There were three of us Gen X’ers in the room. I picked us out of the crowd of thirty immediately. We were all on the older side of Gen X. I could tell by the wrinkles and the gray hair, but there was still something young about us – a slouch, a wicked smile, or the lack of a tie. We were grayer than some of the Boomers who just can’t seem to not color their hair.

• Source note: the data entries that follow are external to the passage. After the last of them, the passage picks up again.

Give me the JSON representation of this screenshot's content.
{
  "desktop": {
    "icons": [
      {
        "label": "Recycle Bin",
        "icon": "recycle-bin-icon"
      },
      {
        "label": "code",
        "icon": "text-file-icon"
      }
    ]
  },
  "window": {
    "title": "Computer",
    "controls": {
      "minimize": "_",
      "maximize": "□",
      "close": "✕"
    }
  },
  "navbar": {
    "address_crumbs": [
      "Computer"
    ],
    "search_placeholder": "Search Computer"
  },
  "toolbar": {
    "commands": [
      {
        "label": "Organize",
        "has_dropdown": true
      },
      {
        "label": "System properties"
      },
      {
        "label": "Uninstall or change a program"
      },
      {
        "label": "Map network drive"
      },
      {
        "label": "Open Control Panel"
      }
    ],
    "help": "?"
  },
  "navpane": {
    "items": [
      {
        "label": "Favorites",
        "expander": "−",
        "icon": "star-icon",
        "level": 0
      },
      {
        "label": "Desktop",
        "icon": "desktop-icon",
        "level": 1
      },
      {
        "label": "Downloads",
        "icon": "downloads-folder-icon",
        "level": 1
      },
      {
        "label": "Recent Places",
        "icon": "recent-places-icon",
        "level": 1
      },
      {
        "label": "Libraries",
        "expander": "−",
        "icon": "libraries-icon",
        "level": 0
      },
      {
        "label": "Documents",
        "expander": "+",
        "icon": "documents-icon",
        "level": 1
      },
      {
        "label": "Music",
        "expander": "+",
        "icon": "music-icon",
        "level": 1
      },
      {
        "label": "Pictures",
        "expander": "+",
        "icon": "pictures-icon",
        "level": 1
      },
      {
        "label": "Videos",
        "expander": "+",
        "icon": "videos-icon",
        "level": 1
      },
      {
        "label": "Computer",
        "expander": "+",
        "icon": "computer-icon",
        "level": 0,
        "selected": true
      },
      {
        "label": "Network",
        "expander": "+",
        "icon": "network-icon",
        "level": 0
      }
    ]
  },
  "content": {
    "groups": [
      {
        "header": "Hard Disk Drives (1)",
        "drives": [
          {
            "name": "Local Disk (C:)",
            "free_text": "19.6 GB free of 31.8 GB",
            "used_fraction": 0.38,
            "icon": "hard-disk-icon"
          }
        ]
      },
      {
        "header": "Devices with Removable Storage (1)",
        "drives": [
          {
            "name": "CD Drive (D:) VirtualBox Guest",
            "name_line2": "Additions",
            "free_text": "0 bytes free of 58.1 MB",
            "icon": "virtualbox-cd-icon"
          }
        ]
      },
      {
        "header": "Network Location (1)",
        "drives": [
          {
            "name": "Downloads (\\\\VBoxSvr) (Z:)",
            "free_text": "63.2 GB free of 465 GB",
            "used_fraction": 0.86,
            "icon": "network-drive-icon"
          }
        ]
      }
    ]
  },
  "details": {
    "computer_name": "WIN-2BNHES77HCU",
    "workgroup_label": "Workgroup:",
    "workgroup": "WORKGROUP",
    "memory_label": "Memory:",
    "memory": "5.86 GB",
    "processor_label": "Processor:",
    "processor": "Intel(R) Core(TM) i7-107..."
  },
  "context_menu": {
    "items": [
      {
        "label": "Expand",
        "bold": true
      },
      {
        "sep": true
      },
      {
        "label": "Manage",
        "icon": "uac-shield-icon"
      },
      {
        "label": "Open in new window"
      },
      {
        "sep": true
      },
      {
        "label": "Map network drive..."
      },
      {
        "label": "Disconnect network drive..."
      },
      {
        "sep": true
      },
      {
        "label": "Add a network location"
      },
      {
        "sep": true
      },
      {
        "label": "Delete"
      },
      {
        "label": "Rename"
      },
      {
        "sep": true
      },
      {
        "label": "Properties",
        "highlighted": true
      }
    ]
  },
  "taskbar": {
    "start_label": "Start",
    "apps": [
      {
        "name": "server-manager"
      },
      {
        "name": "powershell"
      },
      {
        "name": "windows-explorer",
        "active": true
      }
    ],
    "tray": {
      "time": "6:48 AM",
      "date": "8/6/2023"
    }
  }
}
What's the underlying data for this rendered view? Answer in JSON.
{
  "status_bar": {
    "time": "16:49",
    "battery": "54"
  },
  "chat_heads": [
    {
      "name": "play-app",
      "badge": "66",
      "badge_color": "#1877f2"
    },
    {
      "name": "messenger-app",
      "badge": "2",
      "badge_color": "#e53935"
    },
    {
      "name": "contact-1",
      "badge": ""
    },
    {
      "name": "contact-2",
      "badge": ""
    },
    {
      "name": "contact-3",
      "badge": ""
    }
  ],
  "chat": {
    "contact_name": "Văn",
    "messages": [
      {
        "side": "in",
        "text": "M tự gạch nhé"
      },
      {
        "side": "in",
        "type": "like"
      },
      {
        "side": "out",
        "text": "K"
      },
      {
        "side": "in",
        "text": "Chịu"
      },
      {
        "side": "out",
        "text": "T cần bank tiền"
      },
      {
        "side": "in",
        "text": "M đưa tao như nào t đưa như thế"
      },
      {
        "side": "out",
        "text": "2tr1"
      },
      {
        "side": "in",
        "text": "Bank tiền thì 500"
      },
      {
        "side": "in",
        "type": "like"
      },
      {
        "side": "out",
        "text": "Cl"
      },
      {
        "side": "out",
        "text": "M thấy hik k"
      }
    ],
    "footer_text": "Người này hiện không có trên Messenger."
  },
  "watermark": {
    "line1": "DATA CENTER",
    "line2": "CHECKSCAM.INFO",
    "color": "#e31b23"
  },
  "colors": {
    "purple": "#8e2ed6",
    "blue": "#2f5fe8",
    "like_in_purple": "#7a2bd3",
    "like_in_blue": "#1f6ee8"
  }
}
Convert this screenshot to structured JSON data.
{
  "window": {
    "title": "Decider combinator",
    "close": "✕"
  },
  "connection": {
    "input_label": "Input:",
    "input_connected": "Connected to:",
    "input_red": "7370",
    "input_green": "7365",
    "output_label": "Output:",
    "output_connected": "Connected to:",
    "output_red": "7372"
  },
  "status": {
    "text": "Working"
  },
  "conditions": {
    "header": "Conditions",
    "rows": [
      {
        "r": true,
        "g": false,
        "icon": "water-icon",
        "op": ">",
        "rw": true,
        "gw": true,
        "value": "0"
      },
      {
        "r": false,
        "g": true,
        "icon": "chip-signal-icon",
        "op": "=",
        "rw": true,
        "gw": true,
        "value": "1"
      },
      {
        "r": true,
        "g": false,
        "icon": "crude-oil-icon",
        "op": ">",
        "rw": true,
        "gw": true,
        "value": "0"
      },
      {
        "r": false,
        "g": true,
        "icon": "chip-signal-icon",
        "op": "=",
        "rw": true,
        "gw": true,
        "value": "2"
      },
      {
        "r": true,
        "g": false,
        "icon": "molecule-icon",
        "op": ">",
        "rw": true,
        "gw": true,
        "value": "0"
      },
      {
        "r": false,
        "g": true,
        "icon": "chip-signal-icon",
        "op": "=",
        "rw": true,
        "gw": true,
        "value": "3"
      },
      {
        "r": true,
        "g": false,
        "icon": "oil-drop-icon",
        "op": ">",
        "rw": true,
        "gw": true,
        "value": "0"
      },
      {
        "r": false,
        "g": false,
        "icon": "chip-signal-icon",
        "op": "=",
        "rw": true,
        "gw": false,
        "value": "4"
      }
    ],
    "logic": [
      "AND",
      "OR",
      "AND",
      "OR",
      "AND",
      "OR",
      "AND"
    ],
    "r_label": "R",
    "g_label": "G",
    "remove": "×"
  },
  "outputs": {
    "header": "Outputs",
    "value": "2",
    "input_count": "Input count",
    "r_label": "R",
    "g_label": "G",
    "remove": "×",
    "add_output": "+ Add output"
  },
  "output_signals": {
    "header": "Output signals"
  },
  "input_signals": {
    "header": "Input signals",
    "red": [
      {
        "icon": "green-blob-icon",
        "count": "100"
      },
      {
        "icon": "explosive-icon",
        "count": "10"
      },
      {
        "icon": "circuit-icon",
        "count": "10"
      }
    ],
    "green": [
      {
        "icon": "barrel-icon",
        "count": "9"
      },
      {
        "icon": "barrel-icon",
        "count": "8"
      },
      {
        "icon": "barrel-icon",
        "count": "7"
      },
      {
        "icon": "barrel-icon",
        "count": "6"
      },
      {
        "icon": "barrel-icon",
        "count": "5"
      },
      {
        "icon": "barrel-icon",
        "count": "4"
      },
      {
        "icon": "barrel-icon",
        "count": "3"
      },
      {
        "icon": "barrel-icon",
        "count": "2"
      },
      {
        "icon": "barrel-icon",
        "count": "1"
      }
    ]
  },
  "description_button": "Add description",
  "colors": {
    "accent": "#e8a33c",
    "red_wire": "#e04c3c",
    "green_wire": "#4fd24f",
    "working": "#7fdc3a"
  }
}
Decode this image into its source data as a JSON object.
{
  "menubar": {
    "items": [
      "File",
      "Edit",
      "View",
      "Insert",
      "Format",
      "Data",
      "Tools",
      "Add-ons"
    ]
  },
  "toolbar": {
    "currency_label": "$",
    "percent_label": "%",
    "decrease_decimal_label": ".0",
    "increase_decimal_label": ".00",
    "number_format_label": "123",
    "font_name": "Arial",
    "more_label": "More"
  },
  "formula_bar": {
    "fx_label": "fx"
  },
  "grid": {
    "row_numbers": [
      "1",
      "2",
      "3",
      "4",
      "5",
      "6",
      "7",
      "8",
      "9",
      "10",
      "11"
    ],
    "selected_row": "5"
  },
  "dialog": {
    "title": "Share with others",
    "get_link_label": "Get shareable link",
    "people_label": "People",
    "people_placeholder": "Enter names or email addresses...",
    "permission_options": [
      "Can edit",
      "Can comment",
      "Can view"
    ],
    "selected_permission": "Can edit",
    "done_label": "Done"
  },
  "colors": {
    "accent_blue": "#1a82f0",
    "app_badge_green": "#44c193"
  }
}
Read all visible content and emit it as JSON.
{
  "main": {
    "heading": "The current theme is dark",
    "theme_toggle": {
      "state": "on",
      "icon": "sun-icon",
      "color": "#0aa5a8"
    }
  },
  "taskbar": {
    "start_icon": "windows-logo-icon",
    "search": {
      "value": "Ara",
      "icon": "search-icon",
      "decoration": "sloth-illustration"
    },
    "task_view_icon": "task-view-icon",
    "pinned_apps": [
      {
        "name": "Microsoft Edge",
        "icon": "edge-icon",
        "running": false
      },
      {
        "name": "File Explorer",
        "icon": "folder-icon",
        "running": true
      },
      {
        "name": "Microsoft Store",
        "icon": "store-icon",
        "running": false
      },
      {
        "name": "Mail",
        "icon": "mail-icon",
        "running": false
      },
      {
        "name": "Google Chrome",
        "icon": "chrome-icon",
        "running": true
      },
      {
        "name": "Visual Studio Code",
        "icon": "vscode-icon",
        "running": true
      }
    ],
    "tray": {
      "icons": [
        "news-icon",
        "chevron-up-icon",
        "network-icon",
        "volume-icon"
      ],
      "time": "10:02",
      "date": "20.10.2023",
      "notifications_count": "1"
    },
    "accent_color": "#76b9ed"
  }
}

This was a typical meeting in this town. Most of the people there were Baby Boomers, and there were just two people older than that. There were three Gen Y/Millenial support staff in the room, silent and bright eyed. I live in world in which I almost watch myself work from afar when I am bored. I was thinking I might Tweet : “The unbearable whiteness of meeting…” I think that about summed it up. There were going to be few divergent opinions in this meeting with its momentum barreling towards a certain conclusion. Still, almost every meeting these days has me wrestling with an alter ego who is stumbling towards the Gong Show bell like a gooned up Chuck Barris to sound the internal alarm of Bullshit. Bullshit. Bullshit! Paul Revere on a horse, “The Bullshit is coming! The Bullshit is coming!”
The meeting facilitator asked by show of hands how many of us were from 501 c 3’s. Most of us were. He singled out a few folks to ask, “What are the main things you do if you had to just give me three words?” Advocacy was the one that came up first in most cases. A few mentioned networking. One or two mentioned services. Two mentioned education. This didn’t surprise me since it was a meeting of associations, and if the room had been full of museums, I would likely have heard something like education, interpretation, exhibition, and preservation or something along these lines. I am not sure I would have heard advocacy at all.
Mitch Swain from the Greater Pittsburgh Arts Council led a session I attended over the winter that got me stoked about the advocacy work that I do. Most of the folks in Mitch’s session were from arts organizations or museums. He said, “Is Advocacy in your Executive Director’s job description? It should be.” As it so happened, there was one arts organization director, and by all accounts a capable hard working guy, who said out loud, after raising his hand, that he could not participate in advocacy because his organization was a 501 c 3. I wrestled free of my own self and called Bullshit on this. The “NO” came out of me like an exploding hand grenade. There were plenty of other people muttering, “No, you can advocate,” too.
This is killing us. We need to be advocates, all of us, directors, trustees, professional staff, and everyone who works in whatever 501 c 3 is our passion. This idea that we cannot advocate is bullshit. It is a cop out so you can keep doing the more passionate, comfortable things on your to do list until the public and various levels of government decide you must not need anything since they haven’t heard from you. This idea that you will have your 501 c 3 revoked for advocating is bullshit. Do you know anyone that has ever had that happen to them? I don’t. Do you? Name one. It is bullshit.
Advocacy is educating the public and government entities about issues related to your industry including why you may need funding, where you intersect with other public institutions like schools, libraries, or tourism offices, and how many people your industry impacts as a quality of life concern or a job creation machine. Museums have great stories to tell about this. They say you can lose your 501 c 3 if you “influence specific legislation.” I have worked my ass off in advocacy, and I never once, not a single damned time, influenced specific legislation. If you think lawmakers or the public are going to immediately do something for you the minute you speak up, you are dreaming. You have to keep at it year after year after year. This is a complex world. Your organization is great, but if you aren’t heard when it’s budget time, does anyone die? Do you think you are that important? Bullshit.